In reality, business carries on as usual inside so-called protected areas.
While the number of marine protected areas (MPAs) in the Baltic Sea and Kattegat continues to increase, the number of areas with actual protection measures unfortunately, isn’t growing at the same rate. Many MPAs completely lack plans that regulate the activities within them. Oceana’s latest report sheds light on this problem and details the shortcomings of Baltic MPAs, based on information from governmental and inter-governmental bodies, the EU and existing literature.
“It’s disappointing that the only place you can find protection in these areas is in their names. All nine Baltic countries have committed themselves to proper marine protection in order to reach a set of environmental targets. If they are serious about overturning the worrying state of the Baltic Sea, there needs to be a radical change of course”, stated Hanna Paulomäki, Oceana’s Baltic Sea project manager.
Key facts from the report:
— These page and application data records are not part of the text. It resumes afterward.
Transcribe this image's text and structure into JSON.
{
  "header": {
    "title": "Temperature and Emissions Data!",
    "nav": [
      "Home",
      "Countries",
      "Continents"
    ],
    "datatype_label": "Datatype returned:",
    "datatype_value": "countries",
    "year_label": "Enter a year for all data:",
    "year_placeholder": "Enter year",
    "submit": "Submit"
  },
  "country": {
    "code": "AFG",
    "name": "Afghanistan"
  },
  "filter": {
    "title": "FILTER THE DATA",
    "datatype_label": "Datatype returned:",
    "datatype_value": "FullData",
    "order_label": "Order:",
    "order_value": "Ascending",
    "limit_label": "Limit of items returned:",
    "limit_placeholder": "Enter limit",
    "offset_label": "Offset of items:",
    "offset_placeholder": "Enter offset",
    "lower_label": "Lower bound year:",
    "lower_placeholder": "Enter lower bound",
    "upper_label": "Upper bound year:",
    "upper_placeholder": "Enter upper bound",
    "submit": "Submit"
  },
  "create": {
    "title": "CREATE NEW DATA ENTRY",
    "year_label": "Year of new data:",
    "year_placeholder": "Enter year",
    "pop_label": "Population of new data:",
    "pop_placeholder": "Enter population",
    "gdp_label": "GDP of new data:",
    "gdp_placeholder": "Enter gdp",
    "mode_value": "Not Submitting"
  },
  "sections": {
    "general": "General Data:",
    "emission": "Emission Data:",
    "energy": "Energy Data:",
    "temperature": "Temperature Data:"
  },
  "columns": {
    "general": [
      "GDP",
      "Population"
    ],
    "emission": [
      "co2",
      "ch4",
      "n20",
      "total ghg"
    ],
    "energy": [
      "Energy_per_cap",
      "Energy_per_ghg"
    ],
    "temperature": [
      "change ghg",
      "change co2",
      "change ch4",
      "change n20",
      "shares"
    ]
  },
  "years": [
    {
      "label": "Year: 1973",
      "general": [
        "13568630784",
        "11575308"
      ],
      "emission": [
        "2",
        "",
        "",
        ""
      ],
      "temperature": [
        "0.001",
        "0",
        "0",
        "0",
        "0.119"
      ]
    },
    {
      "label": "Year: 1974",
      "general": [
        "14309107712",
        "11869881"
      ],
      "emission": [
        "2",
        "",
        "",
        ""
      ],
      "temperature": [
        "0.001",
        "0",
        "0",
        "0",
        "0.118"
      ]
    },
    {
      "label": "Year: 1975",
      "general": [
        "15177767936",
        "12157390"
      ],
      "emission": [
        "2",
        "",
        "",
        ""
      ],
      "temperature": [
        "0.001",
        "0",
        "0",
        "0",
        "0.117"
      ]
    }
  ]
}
It is also worth noting that many of the existing management plans are just descriptive overviews of the areas listing species, habitats and possible threats, and do not include any real protection measures. Fisheries, for example are hardly ever regulated within MPAs, even though some of the areas are feeding or breeding grounds for fish. Besides affecting the targeted species, some fishing practices, like bottom trawling also pose a threat to the marine environment.
“There is very little to gain by mapping out an area, writing down the different species that live there, and then calling it protected. Focus needs to be on better design and implementation”, added Christina Abel, Oceana’s marine scientist. “When people hear their decision makers talk about protecting the Baltic Sea, I think most are happy that the environment is being taken care of. What they don’t expect, is that this effort is nothing short of an illusion.”
The Baltic faces a lot of threats that put its ecosystems under severe pressure and have caused it to become one of the most polluted seas in the world. Baltic Sea countries agreed to establish a network of MPAs, which has been recognized as an effective tool to address these threats. Today around 12 percent of the Baltic has been designated for protection.
Oceana’s report: Management Matters: Ridding the Baltic Sea of Paper Parks